Reinstall Keyboard Drivers

Keyboard driver bugs may lead to a wide variety of issues, from general malfunction to problems with specific keys. These flaws often affect a number of keys at once, although they can affect a single key like Ctrl as well. Reinstalling the driver should fix any issues it may have caused. Just hit the Windows key plus R, to launch Run. 

  • In order to access the Device Manager, type devmgmt.msc and hit Enter.
  • Expand Keyboards.
  • You may remove all the keyboards by right-clicking on them and selecting “Uninstall device.”
  • Go to View and pick Show hidden devices from the menu.
  • All keyboard devices that are grayed out should be removed as well.
  • The drivers for any attached keyboards may be reinstalled by right-clicking the computer’s name and choosing “Scan for hardware changes.”

Check and Clean the Key

Another potential cause is hardware malfunction, especially if only one Ctrl key is affected. If that’s the case, the computer won’t be able to read your keystrokes.

Use an On-Screen Keyboard (Type osk command into Run Dialog Box) to verify this. Once the OSK is launched, pressing Ctrl will cause the Ctrl key to be highlighted. If not, then it’s probably a hardware fault.

It’s also possible to experience a wide variety of hardware issues.

  • When the switch or pressure pad is blocked with dirt or filth, it may not register the user’s key presses. Dust might accumulate within the key, so be sure to clean them often.
  • Another possibility is that one of the key’s components is broken, rendering the key inoperable. Every key on a mechanical keyboard, membrane keyboard, or laptop keyboard has several components that interact to produce the desired action. So, the key won’t open the lock if even a single component is broken.
  • There may be numerous points of entry between the keyboard and the CPU/motherboard than the key itself. This problem typically affects many keys at once and is especially prevalent on laptop keyboards. Ribbon cables in these keyboards are susceptible to damage from vibration and stress.
  • It’s also possible that the side keys won’t work if you changed a laptop component (such as the storage device) without properly installing it.

The Ctrl key may be cleaned by standing the keyboard on the sides and using a brush with soft bristle or a toothpick to get inside the key’s crevices. Spray it down with some compressed air to finish the cleaning.

The Ctrl key on a mechanical keyboard may be removed with a keycap remover and brushed off if necessary.

If it doesn’t work, you’ll need to disassemble the keyboard to look for other hardware problems.

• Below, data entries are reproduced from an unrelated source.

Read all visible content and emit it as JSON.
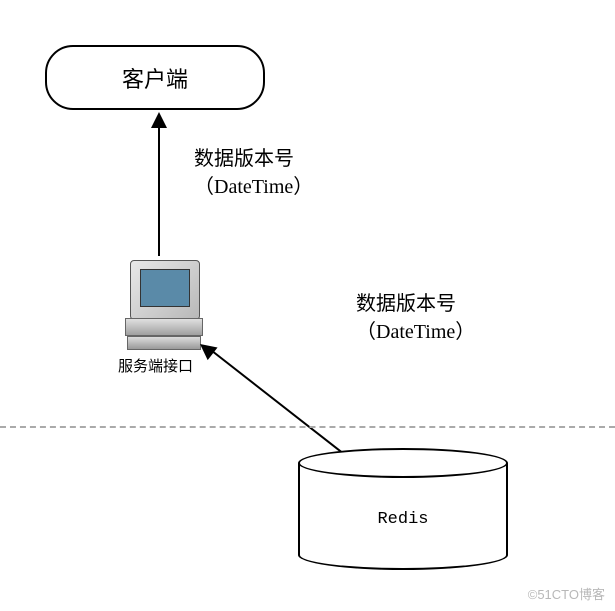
{
  "nodes": {
    "client": {
      "label": "客户端"
    },
    "server": {
      "label": "服务端接口"
    },
    "database": {
      "label": "Redis"
    }
  },
  "edges": {
    "server_to_client": {
      "label_line1": "数据版本号",
      "label_line2": "（DateTime）"
    },
    "database_to_server": {
      "label_line1": "数据版本号",
      "label_line2": "（DateTime）"
    }
  },
  "watermark": "©51CTO博客"
}
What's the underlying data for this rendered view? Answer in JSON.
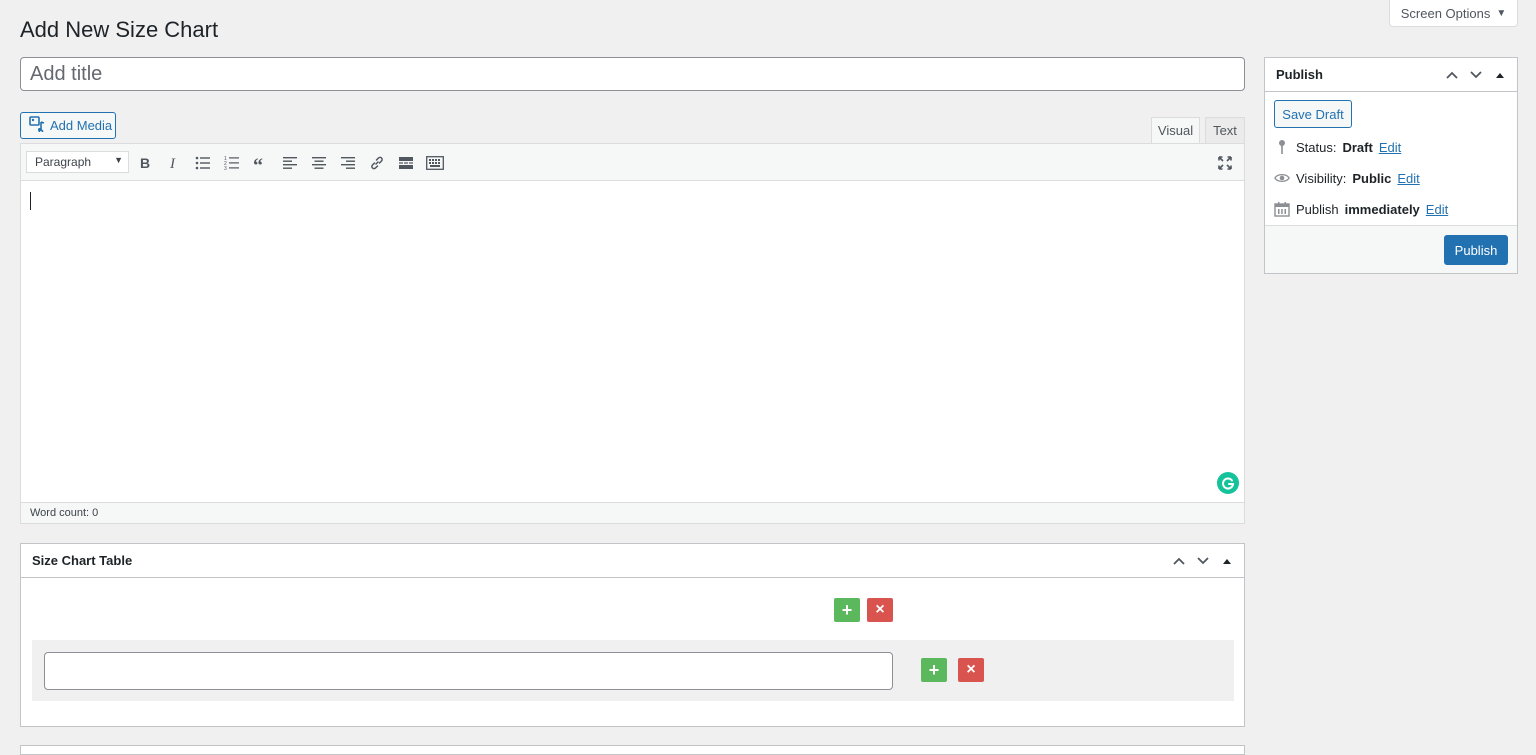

Need assistance? it’s best to go to a service facility or hire experts.

Final Words

In order to get things done fast, you need to be able to type or do system activities without breaking your train of thought. The Ctrl key is crucial since it is frequently used to execute shortcuts. Knowing how to unlock ctrl key on keyboard is crucial in the event that it becomes stuck. You should be able to release your ctrl key using the methods described here.